He hired people with developmental disabilities and was the businessman who was there for many people in need, his family said. He also donated building space to Mexican Christian Children's Aid, an organization that collects goods and takes them to Mexico.

Rod Tapp, professor emeritus of landscape architecture at Cal Poly Pomona, said Locklin was generous to landscape architecture students at Cal Poly and said he was inspirational to many young people who made careers in landscape lighting.

Tapp also praised Locklin's contributions in other areas.

"The Boys & Girls Club of Redlands probably exists because of his contributions to it,"he said.

Tapp also mentioned El Camino horse ranch, which Locklin owned with his wife, and said many children's dreams were realized there when they took riding lessons.

Locklin had been active in several churches in Redlands throughout his life, including Presbyterian, Methodist, Bethany Reformed, Redlands Christian Center and the Packinghouse Church.

He was a member of the American Society of Landscape Architects; the National Electrical Contractors Association and its National Educational Council; and the Illuminating Engineering Society of America.

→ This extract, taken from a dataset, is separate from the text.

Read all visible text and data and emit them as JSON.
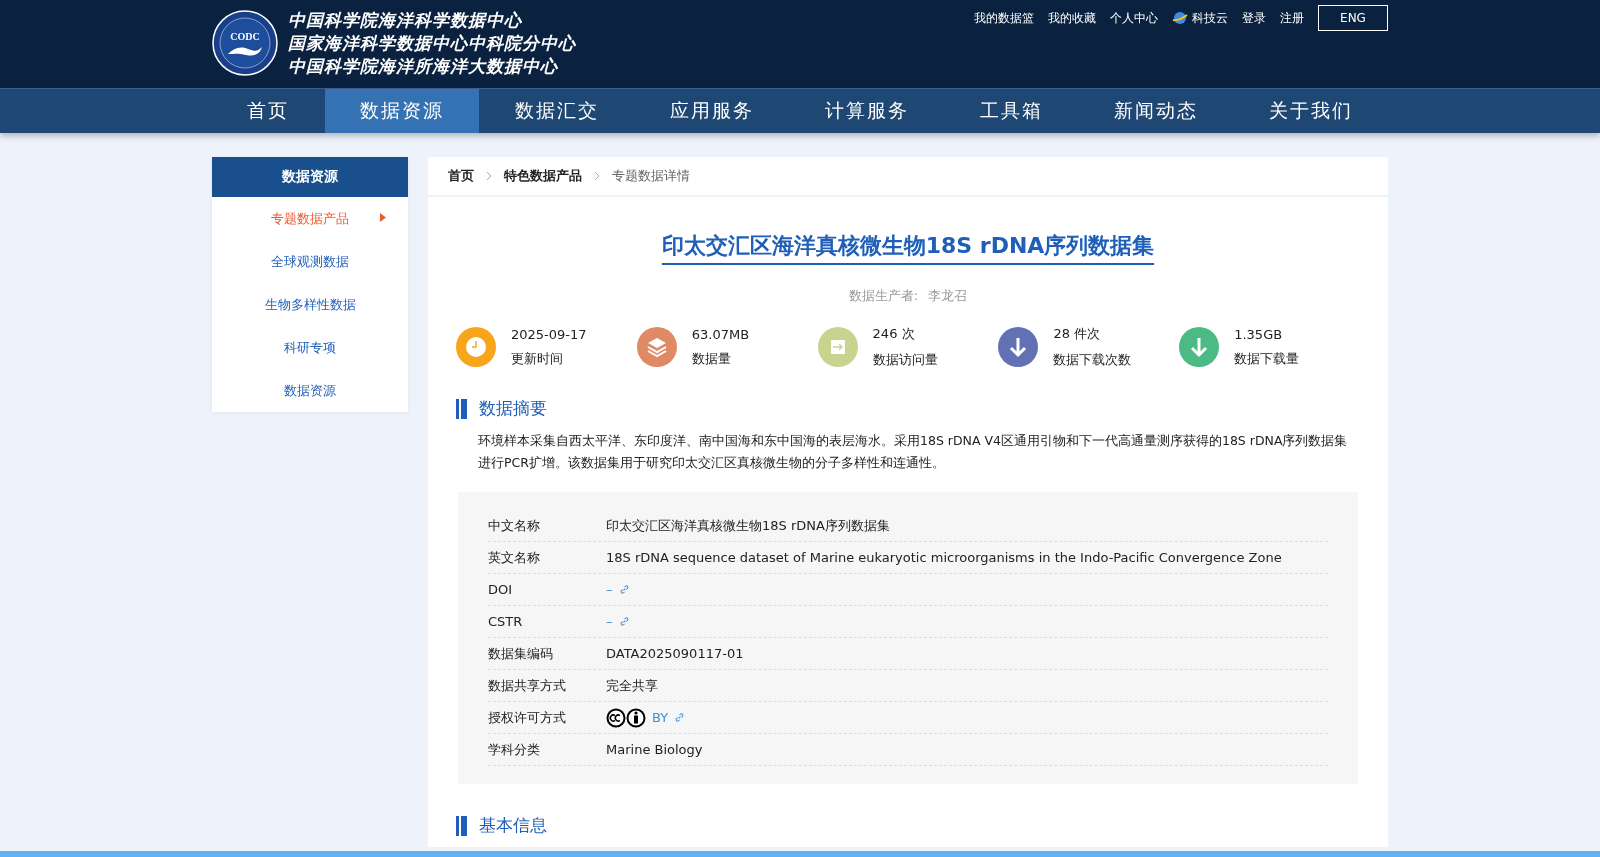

Survivors include his wife LaVesta Locklin; his daughter Billie Ylvisaker and husband Tom of Redmond, Wash.; four stepchildren, Scott Reeves of Stockton, Kan., Lesli Woolley and husband Craig of Highland, Stan Reeves and Kristin Reeves of Riverside; nine grandchildren, Amy Miller and husband Curt of Redmond, Wash., Kristen Stewart and husband Michael of Seattle, Laura Cooper and husband Corban of Redmond, Wash., Rebecca Gaines and husband Ben of Temecula, Vandi Reeves of Grand Terrace, whom Bill and LaVesta Locklin raised, and Jessica, Ryan, Morgan and Aaron Woolley of Highland; seven great-grandchildren, many nieces and nephews and many "adopted" sons and daughters who considered Bill Locklin their "other dad."

His first wife, Amy Lue Locklin, preceded him in death, as did his daughter Lue Ann McKay, brother Harry Locklin and sister Faye Locklin.

Memorial services will be at 1 p.m. Thursday, Dec. 27, at the Packinghouse Church, 27165 W. San Bernardino Ave., Redlands, with a reception to follow at the Locklin home in Redlands. Cortner Chapel is handling arrangements.

Memorial donations may be made to Redlands Homeless Shelter, sent to Redlands Christian Center, c/o Pastor Don Wallace, P.O. Box 7718, Redlands, CA 92375; or to Mexican Christian Children's Aid, sent to MCCA, 1705 E. Colton Ave., Redlands, CA 92374.

INTEGRA Bespoke Lighting
12-27-2007, 11:57 AM
Gregg. Thank you for keeping this thread up to date and ongoing.

Regards.

irrig8r
12-27-2007, 12:10 PM
You're welcome James.

Today is Bill's memorial service and I'm sorry I won't be there.... a couple hundred miles away and just too many things going on here with out of town guests, etc.

I hope another more public memorial takes place... and I suspect Bill's name will come up at the AOLP.

Got this Nightscaping Newsletter today too:

http://www.nightscaping.com/newsletter/pdf/in_memory_of_bill.pdf

irrig8r
01-03-2008, 03:21 PM
Found this video about transformers on the NS website from 2003 for those of you who never had a chance to meet Bill.

http://www.nightscaping.com/videos/Transformer%20Re-edit%202003.MPG

irrig8r
01-15-2008, 02:07 PM
This was in today's Vista Lighting Newsletter.


Vista joins the industry in mourning the passing of William J. Locklin, the founder of Nightscaping (R).

Known as the "Father of the Landscape Lighting Industry", Bill Locklin's pioneering vision created the modern landscape lighting market of today.

He became a licensed contractor in 1946 and started his own contracting firm, Locklin Electric, in 1953. He launched Nightscaping in 1959 and was directly involved in early lighting installations for many notable celebrities including Presidents Eisenhower, Johnson and Nixon.

Locklin is widely remembered and respected for his unwavering commitment to the professional outdoor lighting contractor. Many generations benefited from his passion and his ideas.

Today, thousands of professionals earn a living that came directly from Bill Locklin's vision, hard work and dedication. His pioneering efforts laid the groundwork for the prosperous industry we all enjoy today.

Bill Locklin will be missed, but never forgotten!